#8 Try a Couture Cabbage Bra
We aren’t crazy – while cabbage doesn’t work for everyone, some breastfeeders swear it helps their sore breasts (and science confirms that it’s worth a try)! Cabbage leaves have properties that can reduce swelling, so this at-home remedy can ease nipple pain caused by clogged milk ducts or engorgement. Simply place a cool cabbage leaf over your breast, secure it in your bra, and leave it on for 1-2 hours before swapping it out with a fresh leaf. Continue your DIY cabbage treatment until the pain goes away!
#9 Breathe While You Feed
It’s easy to tense up when it’s time to breastfeed (especially if you’re preparing for pain), but try your best to chill. Relaxing encourages milk letdown – which makes nursing easier on your baby and, therefore, your body! Before and during your nursing session, find your zen with some deep breathing, affirmations, meditation, or visualizations.
Additional Tips For Sore Nips
When your tatas are tender, give yourself some extra gentle TLC. As you work on improving your baby’s latch and trying different positions (both super important for relieving the pain!), try a few of these self-help ideas:
- If you’re nursing on both sides, know that babies suck harder and faster on the first nipple. So start them off on the least painful side.
- For unbearable pain, it’s totally OK to use a breast pump, manual breast pump, or hand-express to keep up your milk supply.
- For leaking nipples, stay as comfortable as possible (and keep potential infection at bay) by changing your breast pads after each feeding.
- Wear a cotton nursing bra to help air things out.

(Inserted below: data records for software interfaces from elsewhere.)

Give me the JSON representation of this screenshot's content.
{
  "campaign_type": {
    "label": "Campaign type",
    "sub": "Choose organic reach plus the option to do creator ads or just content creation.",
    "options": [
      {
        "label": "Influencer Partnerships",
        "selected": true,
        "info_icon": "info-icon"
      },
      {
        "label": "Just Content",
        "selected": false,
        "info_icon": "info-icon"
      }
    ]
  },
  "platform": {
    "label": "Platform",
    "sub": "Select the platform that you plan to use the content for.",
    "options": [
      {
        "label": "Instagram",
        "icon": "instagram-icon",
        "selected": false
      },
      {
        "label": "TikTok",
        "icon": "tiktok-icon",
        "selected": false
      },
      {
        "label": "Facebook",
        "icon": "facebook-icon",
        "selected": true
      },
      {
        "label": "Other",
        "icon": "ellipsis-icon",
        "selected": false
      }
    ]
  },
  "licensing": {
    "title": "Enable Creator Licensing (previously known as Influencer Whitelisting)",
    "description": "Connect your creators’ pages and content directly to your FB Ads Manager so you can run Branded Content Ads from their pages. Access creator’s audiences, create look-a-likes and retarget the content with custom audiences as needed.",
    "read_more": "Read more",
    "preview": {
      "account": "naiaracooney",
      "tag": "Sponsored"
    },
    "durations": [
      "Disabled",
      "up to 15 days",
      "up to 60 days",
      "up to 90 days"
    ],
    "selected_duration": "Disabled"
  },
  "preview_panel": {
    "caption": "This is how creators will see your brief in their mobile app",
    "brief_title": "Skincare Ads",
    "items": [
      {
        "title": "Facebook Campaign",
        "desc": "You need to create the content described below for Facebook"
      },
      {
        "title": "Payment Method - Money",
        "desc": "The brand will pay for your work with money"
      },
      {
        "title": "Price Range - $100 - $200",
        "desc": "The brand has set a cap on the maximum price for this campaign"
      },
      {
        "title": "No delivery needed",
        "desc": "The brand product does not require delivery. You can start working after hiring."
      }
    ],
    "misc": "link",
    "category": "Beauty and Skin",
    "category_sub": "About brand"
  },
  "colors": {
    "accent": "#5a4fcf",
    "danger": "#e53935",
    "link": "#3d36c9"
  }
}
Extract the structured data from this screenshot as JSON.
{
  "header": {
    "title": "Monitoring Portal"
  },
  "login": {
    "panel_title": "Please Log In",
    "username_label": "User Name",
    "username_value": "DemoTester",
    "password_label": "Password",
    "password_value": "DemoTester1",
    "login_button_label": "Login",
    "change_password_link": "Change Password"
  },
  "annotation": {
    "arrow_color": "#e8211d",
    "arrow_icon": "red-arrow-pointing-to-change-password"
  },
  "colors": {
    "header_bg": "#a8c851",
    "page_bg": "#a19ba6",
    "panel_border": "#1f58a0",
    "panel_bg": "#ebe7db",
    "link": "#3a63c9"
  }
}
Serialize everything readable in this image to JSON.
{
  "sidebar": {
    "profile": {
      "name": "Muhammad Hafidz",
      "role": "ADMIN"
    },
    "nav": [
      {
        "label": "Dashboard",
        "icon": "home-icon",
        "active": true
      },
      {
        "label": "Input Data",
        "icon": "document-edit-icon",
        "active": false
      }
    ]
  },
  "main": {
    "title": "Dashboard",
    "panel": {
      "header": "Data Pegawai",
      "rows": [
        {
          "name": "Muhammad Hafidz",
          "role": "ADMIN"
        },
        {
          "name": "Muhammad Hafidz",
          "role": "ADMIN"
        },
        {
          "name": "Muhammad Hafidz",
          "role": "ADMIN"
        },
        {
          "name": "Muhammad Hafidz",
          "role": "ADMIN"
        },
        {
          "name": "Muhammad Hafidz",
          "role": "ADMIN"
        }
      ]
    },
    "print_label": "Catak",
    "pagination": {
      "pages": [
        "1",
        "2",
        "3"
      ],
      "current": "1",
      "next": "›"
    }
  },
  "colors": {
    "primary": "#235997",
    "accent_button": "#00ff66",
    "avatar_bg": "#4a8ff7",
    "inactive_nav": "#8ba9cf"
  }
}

- When your nipples hurt, resist the temptation to keep feedings short and sweet. Instead, let your baby nurse for as long as they want (properly latched, of course) to maintain a solid milk supply.
- If your baby is using you as a human pacifier for comfort, but your nipples are not having it, let them suck on your (or your partner’s) clean pinky or index finger. Avoid using an actual pacifier in the early newborn weeks because it could teach your baby bad sucking habits that make it harder for them to latch.
- When you’re working with baby on their latch, avoid reaching for nipple shields or breast shells. While there’s a time and place for these, it’s not when your baby is still learning how to attach to your breast.
- If your nipple pain doesn’t improve or continues to worsen, there may be an underlying issue such as thrush, mastitis, or tongue-tie. They can be painful AF – but luckily you can work with your OBGYN, midwife or lactation consultant to find a solution! It helps to know the causes, symptoms, and cures ahead of time, so do some research online.
- Breastfeeding is anything but a breeze. It’s all too easy to form bad habits (we’re talking about both you and your baby!) and get really, really discouraged when things start off or suddenly become painful. If you can’t seem to alleviate your nipple pain on your own, reach out for help! Contact a La Leche League Leader, look for local breastfeeding support groups, or ask your pediatrician for a lactation consultant rec. You DON’T have to do this alone!
What are your tips for healing, soothing, protecting, and preventing sore nipples during breastfeeding? Please share your ideas in the comments!